ease." I am well aware that the thousands who daily refer to your
numerous Directories little dream of the brain-work, and anxiety, and
debilitating excitement expended in their publication. If you ever
die, (which you may,) I here contribute an epitaph:- "Worn out by
overwork of mind and body, and anxiety regarding the obligations of
But all of this is no balm to my wounded spirit and torn clothing!
Canvassing is what has driven from my heart all ambition to be a
great Directory publisher like you. Yes, sir, it was canvassing, sir,
and nothing else. Can a sensitive man be expected to endure it, when
a woman, after being politely asked for necessary Directory
information, angrily retorts, "No, we can't help beggars; go to the
Poor Master!" Another one answered in astonishment, a request for her
name, "Give you our name? No, sir! We know what you want, you want to
give it to the Tax Collector!" Another time I had a door slammed in
my face, with, "No! we don't want to buy anything to-day!" while a
fourth yelled, "Get out of that, or I'll scall' ye!" Why, Mr. Boyd, I
begin to think it a direct interposition of Providence that I am
To-day I have borne the last feather, and it came very near breaking
my back. I learned when I went to a country school that "the dog is a
noble animal." So he is perhaps; but one of his noblest acts is not
attacking an unprotected Directory canvasser in the rear! That is
what he did to me to-day, and my feelings and my clothing are too
much lacerated to admit of further details, in the absence of which I
send you a sketch of the whole business.
Farewell! I can write no more; I have been put in "my little bed." I
tender you my resignation at once; you are welcome to "my back pay."
Let those who complain of errors in a directory, try canvassing for
it, if only for one day, and they will learn that to err is human,
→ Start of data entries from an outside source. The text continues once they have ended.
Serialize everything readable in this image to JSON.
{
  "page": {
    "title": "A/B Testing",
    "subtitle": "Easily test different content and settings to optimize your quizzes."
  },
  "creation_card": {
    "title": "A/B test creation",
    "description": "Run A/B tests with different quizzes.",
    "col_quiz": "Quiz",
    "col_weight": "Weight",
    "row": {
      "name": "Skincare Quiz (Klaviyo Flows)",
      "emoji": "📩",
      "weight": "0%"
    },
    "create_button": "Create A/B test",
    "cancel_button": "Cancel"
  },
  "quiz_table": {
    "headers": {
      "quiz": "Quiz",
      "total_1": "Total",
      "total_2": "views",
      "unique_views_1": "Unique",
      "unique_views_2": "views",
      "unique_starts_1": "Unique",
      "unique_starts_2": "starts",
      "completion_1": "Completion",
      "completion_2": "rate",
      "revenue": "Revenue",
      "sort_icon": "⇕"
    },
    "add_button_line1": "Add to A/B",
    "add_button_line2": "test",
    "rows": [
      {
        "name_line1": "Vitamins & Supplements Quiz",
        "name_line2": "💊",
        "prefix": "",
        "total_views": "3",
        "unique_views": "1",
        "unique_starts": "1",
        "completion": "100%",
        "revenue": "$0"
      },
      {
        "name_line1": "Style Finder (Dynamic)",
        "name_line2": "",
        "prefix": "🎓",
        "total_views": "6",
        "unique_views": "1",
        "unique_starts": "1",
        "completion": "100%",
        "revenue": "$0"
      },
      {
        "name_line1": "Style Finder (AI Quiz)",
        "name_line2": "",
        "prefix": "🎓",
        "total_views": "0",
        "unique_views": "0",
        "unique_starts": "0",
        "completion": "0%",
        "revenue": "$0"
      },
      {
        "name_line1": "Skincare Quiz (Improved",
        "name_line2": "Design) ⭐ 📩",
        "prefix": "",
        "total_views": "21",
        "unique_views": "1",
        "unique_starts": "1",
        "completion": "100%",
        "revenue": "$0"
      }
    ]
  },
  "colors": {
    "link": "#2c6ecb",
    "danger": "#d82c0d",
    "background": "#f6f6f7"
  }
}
and how sublime a thing it is to forgive.
C. A. N. VASSER
Copyright 1998-2005, MyFamily.com
, Inc. and its subsidiaries.
Reprinted by permission from "Ancestry Daily News"